───── Data
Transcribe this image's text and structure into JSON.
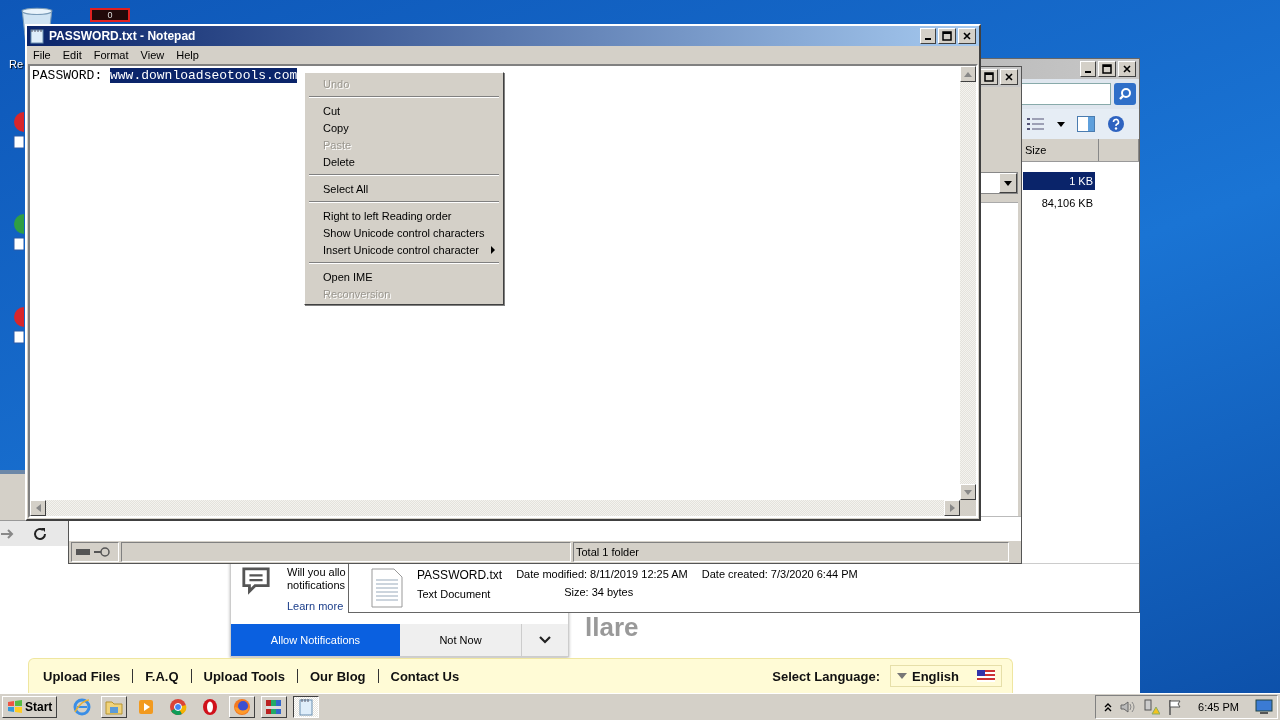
{
  "desktop": {
    "icon_label": "Re",
    "counter": "0"
  },
  "browser": {
    "notification": {
      "lines": [
        "Will you allo",
        "notifications"
      ],
      "link": "Learn more",
      "allow": "Allow Notifications",
      "dismiss": "Not Now"
    },
    "logo_fragment": "llare",
    "nav_links": [
      "Upload Files",
      "F.A.Q",
      "Upload Tools",
      "Our Blog",
      "Contact Us"
    ],
    "language_label": "Select Language:",
    "language": "English"
  },
  "explorer": {
    "column": "Size",
    "rows": [
      {
        "size": "1 KB",
        "selected": true
      },
      {
        "size": "84,106 KB",
        "selected": false
      }
    ],
    "details": {
      "name": "PASSWORD.txt",
      "type": "Text Document",
      "modified": "Date modified: 8/11/2019 12:25 AM",
      "created": "Date created: 7/3/2020 6:44 PM",
      "size": "Size: 34 bytes"
    }
  },
  "folder_window": {
    "status": "Total 1 folder"
  },
  "notepad": {
    "title": "PASSWORD.txt - Notepad",
    "menu": [
      "File",
      "Edit",
      "Format",
      "View",
      "Help"
    ],
    "text": "PASSWORD: ",
    "selection": "www.downloadseotools.com"
  },
  "context_menu": {
    "groups": [
      [
        {
          "label": "Undo",
          "disabled": true,
          "submenu": false
        }
      ],
      [
        {
          "label": "Cut",
          "disabled": false,
          "submenu": false
        },
        {
          "label": "Copy",
          "disabled": false,
          "submenu": false
        },
        {
          "label": "Paste",
          "disabled": true,
          "submenu": false
        },
        {
          "label": "Delete",
          "disabled": false,
          "submenu": false
        }
      ],
      [
        {
          "label": "Select All",
          "disabled": false,
          "submenu": false
        }
      ],
      [
        {
          "label": "Right to left Reading order",
          "disabled": false,
          "submenu": false
        },
        {
          "label": "Show Unicode control characters",
          "disabled": false,
          "submenu": false
        },
        {
          "label": "Insert Unicode control character",
          "disabled": false,
          "submenu": true
        }
      ],
      [
        {
          "label": "Open IME",
          "disabled": false,
          "submenu": false
        },
        {
          "label": "Reconversion",
          "disabled": true,
          "submenu": false
        }
      ]
    ]
  },
  "taskbar": {
    "start": "Start",
    "apps": [
      {
        "kind": "ie",
        "open": false,
        "selected": false
      },
      {
        "kind": "folder",
        "open": true,
        "selected": false
      },
      {
        "kind": "media",
        "open": false,
        "selected": false
      },
      {
        "kind": "chrome",
        "open": false,
        "selected": false
      },
      {
        "kind": "opera",
        "open": false,
        "selected": false
      },
      {
        "kind": "firefox",
        "open": true,
        "selected": false
      },
      {
        "kind": "archive",
        "open": true,
        "selected": false
      },
      {
        "kind": "notepad",
        "open": true,
        "selected": true
      }
    ],
    "clock": "6:45 PM"
  }
}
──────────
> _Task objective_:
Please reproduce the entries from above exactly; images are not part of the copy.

> _Completed exercise_:
Transcribe this image's text and structure into JSON.
{
  "desktop": {
    "icon_label": "Re",
    "counter": "0"
  },
  "browser": {
    "notification": {
      "lines": [
        "Will you allo",
        "notifications"
      ],
      "link": "Learn more",
      "allow": "Allow Notifications",
      "dismiss": "Not Now"
    },
    "logo_fragment": "llare",
    "nav_links": [
      "Upload Files",
      "F.A.Q",
      "Upload Tools",
      "Our Blog",
      "Contact Us"
    ],
    "language_label": "Select Language:",
    "language": "English"
  },
  "explorer": {
    "column": "Size",
    "rows": [
      {
        "size": "1 KB",
        "selected": true
      },
      {
        "size": "84,106 KB",
        "selected": false
      }
    ],
    "details": {
      "name": "PASSWORD.txt",
      "type": "Text Document",
      "modified": "Date modified: 8/11/2019 12:25 AM",
      "created": "Date created: 7/3/2020 6:44 PM",
      "size": "Size: 34 bytes"
    }
  },
  "folder_window": {
    "status": "Total 1 folder"
  },
  "notepad": {
    "title": "PASSWORD.txt - Notepad",
    "menu": [
      "File",
      "Edit",
      "Format",
      "View",
      "Help"
    ],
    "text": "PASSWORD: ",
    "selection": "www.downloadseotools.com"
  },
  "context_menu": {
    "groups": [
      [
        {
          "label": "Undo",
          "disabled": true,
          "submenu": false
        }
      ],
      [
        {
          "label": "Cut",
          "disabled": false,
          "submenu": false
        },
        {
          "label": "Copy",
          "disabled": false,
          "submenu": false
        },
        {
          "label": "Paste",
          "disabled": true,
          "submenu": false
        },
        {
          "label": "Delete",
          "disabled": false,
          "submenu": false
        }
      ],
      [
        {
          "label": "Select All",
          "disabled": false,
          "submenu": false
        }
      ],
      [
        {
          "label": "Right to left Reading order",
          "disabled": false,
          "submenu": false
        },
        {
          "label": "Show Unicode control characters",
          "disabled": false,
          "submenu": false
        },
        {
          "label": "Insert Unicode control character",
          "disabled": false,
          "submenu": true
        }
      ],
      [
        {
          "label": "Open IME",
          "disabled": false,
          "submenu": false
        },
        {
          "label": "Reconversion",
          "disabled": true,
          "submenu": false
        }
      ]
    ]
  },
  "taskbar": {
    "start": "Start",
    "apps": [
      {
        "kind": "ie",
        "open": false,
        "selected": false
      },
      {
        "kind": "folder",
        "open": true,
        "selected": false
      },
      {
        "kind": "media",
        "open": false,
        "selected": false
      },
      {
        "kind": "chrome",
        "open": false,
        "selected": false
      },
      {
        "kind": "opera",
        "open": false,
        "selected": false
      },
      {
        "kind": "firefox",
        "open": true,
        "selected": false
      },
      {
        "kind": "archive",
        "open": true,
        "selected": false
      },
      {
        "kind": "notepad",
        "open": true,
        "selected": true
      }
    ],
    "clock": "6:45 PM"
  }
}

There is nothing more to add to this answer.